Obesity doesn’t just affect your heart, vascular system, pancreas, and liver; it also increases your risk of developing some types of cancer, including cancers of the colon, kidneys, and esophagus. In women, it is also linked to uterine cancer and postmenopausal breast cancer. Twenty percent of cancer deaths in women and 14 percent in men are related to being overweight or obese.
One recent study suggests that being overweight or obese in middle age might increase your likelihood of developing dementia later in life, perhaps by as much as 70 percent. According to Dr. Nora Volkow, a neuroscientist and the director of the National Institute on Drug Abuse, obesity “negatively affects the functioning of the human brain.”
When researchers have compared the brain activity of obese people with the brain activity of those at a healthy weight, studies have shown decreased activity in the areas of the brain that control cognition.

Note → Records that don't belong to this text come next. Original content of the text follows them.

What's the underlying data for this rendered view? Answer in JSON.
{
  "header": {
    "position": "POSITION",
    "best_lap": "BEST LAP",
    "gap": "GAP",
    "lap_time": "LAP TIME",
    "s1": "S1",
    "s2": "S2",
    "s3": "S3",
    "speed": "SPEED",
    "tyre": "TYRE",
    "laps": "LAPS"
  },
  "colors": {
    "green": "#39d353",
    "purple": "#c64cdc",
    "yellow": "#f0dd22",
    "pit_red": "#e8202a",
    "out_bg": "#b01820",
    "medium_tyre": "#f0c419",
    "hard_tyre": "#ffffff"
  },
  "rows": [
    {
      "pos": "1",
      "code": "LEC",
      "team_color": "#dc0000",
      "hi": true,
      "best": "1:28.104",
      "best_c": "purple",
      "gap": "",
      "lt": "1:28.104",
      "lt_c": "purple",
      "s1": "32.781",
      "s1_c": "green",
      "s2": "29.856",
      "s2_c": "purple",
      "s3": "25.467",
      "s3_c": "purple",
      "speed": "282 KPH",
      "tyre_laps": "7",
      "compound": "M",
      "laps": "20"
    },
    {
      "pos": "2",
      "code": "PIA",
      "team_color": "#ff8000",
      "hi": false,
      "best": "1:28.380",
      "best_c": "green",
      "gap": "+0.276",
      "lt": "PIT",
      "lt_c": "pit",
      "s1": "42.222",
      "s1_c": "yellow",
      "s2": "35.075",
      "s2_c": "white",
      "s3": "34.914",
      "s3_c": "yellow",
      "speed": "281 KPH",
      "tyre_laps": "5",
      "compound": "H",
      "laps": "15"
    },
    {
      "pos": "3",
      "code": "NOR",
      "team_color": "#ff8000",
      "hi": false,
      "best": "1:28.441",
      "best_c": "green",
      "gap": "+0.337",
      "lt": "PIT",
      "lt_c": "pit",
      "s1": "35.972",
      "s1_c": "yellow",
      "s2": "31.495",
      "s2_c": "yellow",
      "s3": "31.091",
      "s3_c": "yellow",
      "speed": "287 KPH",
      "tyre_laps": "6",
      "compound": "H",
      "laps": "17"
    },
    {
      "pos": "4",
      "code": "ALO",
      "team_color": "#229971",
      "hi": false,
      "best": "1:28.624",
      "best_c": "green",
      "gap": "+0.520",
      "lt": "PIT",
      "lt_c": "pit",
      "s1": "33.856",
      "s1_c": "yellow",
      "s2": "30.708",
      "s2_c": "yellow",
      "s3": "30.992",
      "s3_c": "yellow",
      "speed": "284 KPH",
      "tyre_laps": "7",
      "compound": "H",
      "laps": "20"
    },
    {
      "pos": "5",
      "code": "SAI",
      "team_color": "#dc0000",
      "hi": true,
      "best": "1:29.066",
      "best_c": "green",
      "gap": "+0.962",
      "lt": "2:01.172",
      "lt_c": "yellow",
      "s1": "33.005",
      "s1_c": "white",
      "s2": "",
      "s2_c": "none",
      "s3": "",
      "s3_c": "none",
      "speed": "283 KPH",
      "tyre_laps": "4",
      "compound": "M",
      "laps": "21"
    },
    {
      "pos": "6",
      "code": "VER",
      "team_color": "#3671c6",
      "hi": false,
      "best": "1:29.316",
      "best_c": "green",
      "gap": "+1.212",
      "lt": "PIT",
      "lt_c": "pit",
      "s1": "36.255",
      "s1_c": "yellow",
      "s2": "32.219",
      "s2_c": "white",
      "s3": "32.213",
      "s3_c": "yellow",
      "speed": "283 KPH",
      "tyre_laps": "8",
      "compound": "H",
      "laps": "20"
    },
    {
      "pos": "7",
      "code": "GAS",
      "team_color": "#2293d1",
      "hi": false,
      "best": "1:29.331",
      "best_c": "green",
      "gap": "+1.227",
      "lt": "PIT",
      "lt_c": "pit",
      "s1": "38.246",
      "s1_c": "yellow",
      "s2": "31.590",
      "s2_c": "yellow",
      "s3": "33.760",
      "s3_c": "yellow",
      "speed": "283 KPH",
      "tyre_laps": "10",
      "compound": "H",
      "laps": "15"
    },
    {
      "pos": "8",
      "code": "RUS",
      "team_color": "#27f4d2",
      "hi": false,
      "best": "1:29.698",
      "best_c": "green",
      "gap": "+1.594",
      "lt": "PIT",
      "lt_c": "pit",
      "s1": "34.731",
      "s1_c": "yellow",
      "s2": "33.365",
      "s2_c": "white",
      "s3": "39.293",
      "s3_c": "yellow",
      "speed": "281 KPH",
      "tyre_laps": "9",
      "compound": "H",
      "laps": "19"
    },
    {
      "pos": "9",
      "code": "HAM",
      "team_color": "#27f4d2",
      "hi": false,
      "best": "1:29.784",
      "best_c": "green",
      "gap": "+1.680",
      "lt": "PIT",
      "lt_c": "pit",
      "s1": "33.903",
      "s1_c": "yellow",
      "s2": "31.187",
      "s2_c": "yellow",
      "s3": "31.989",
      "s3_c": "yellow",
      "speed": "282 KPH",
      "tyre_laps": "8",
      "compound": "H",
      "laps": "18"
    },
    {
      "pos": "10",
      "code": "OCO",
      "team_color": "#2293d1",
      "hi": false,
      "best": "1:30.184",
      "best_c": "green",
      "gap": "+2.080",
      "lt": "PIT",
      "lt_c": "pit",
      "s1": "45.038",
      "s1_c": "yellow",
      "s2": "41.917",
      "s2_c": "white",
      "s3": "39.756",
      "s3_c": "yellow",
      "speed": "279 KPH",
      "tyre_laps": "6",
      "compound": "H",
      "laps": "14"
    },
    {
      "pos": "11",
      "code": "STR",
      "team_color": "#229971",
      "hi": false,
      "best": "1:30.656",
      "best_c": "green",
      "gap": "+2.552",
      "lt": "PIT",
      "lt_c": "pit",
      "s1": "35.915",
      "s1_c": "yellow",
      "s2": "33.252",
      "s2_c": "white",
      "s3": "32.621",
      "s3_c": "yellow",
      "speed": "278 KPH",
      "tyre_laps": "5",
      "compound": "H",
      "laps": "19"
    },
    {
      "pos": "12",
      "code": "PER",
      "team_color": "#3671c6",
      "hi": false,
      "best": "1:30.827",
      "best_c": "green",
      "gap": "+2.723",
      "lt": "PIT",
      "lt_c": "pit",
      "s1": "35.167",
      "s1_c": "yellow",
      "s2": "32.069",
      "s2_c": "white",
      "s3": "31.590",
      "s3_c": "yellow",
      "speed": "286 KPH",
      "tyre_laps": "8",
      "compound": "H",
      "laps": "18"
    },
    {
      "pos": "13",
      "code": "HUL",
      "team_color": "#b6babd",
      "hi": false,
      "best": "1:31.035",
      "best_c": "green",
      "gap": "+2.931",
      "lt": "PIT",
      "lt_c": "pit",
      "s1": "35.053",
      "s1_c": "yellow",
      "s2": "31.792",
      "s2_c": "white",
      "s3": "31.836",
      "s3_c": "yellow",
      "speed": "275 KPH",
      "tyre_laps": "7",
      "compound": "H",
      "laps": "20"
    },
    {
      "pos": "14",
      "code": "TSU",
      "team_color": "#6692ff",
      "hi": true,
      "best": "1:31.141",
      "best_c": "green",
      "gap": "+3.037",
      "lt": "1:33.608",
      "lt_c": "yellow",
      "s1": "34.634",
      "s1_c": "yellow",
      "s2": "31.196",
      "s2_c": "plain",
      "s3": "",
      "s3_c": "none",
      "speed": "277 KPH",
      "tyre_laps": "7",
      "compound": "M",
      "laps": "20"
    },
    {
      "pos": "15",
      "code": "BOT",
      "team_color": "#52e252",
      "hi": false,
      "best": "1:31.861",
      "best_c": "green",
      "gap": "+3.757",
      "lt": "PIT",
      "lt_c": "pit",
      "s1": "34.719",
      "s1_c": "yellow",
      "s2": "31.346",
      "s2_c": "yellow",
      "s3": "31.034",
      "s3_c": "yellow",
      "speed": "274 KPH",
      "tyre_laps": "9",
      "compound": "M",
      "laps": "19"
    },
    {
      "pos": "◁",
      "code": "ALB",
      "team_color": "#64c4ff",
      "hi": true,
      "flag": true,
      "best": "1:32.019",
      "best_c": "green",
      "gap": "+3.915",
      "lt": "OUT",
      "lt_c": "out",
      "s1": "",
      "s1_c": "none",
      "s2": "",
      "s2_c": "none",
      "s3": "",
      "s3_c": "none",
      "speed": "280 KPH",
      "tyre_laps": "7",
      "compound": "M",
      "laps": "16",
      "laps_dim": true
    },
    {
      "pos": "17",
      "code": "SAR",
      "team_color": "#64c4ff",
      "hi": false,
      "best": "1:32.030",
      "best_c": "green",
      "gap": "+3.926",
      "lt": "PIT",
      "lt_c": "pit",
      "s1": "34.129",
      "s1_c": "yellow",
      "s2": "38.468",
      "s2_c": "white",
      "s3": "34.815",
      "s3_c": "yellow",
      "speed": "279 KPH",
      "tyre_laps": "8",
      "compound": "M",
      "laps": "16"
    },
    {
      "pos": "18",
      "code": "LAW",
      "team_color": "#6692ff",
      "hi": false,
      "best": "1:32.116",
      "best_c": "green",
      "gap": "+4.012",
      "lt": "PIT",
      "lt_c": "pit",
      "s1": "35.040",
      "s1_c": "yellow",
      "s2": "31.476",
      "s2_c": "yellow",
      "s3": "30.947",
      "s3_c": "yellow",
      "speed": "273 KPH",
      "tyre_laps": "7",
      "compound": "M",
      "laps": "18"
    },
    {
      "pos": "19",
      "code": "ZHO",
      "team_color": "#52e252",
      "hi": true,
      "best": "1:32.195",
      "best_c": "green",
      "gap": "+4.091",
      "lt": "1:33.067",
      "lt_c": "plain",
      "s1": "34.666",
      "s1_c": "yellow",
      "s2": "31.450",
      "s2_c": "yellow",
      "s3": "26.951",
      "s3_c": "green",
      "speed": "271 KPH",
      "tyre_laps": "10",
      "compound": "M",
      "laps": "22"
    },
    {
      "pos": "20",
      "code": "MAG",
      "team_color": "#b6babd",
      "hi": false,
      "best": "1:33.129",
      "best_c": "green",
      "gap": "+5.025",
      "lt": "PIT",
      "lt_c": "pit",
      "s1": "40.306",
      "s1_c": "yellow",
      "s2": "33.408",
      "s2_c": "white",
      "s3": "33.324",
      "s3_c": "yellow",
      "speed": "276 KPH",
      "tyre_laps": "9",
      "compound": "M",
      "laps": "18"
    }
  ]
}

Other Aches and Pains
More than 66 percent of people with arthritis are overweight or obese. The hypertension with which so many obese people struggle makes them 83 percent more likely to develop kidney disease. Obesity also increases adults’ relative risk of health problems such as gallbladder disease, asthma, sleep apnea, and gout.
We know that obesity is a gateway to serious health conditions, but what are the ramifications of having those conditions earlier in life, when your body’s still developing?
Won’t Somebody Please Think of the Children?
In 1970, less than 5 percent of American children were obese. By 2008, that figure had skyrocketed to more than 17 percent. Add in the kids who are overweight, and the number soars to almost 33 percent. In African American and Hispanic communities it’s even higher: 40 percent.
How’s the health of those kids? Not so great. The CDC reports that 20 percent of all American teens, and 40 percent of obese teens, have unhealthy cholesterol levels. Autopsy studies have found that 38 percent of obese children and 13 percent of all children show signs of nonalcoholic fatty liver disease. Pediatricians are now being encouraged to pay close attention to the warning signs of hypertension.
And when it comes to diabetes, children typically aren’t screened at all. Prior to the rise of obesity in this country, it simply wasn’t necessary. Any diabetes seen in children was usually type 1 diabetes (not related to obesity). Type 2 diabetes historically was seen only in adults, and was called adult- onset diabetes. Now that physicians are seeing it in obese children, they had to stop calling it adult- onset, but the health risks are the same.
What will happen when these children who are starting their lives with a progressive disease end up on dialysis before the age of thirty?
Type 2 diabetes typically cuts the life expectancy of a fifty-year-old by six years. The CDC estimates that a ten- year- old with type 2 diabetes will lose nineteen years of his or her life.
A Life Unexpected
There is much speculation— and worry— that the compounding obesity and diabetes crises will actually shorten our national life expectancy. And if that happens, it will be the first time since the rise of modern civilization it occurs not because of natural disaster, famine, or plague, but as the result of chronic diseases.
Whether or not the average life span decreases, the quality of life for many Americans already has. Obesity can deprive those affected by it not only of health, but also of mobility, self- esteem, opportunities, and, in many cases, success and happiness.
Obesity is a national problem, and one that needs national attention in order to fi x it. Every person in this country, even those who are currently at a healthy weight, is or will be touched by obesity in some way. It’s everyone’s problem, and everyone needs to be part of the solution.
Copyright © 2012 by Home Box Office, Inc. and the National Academy of Sciences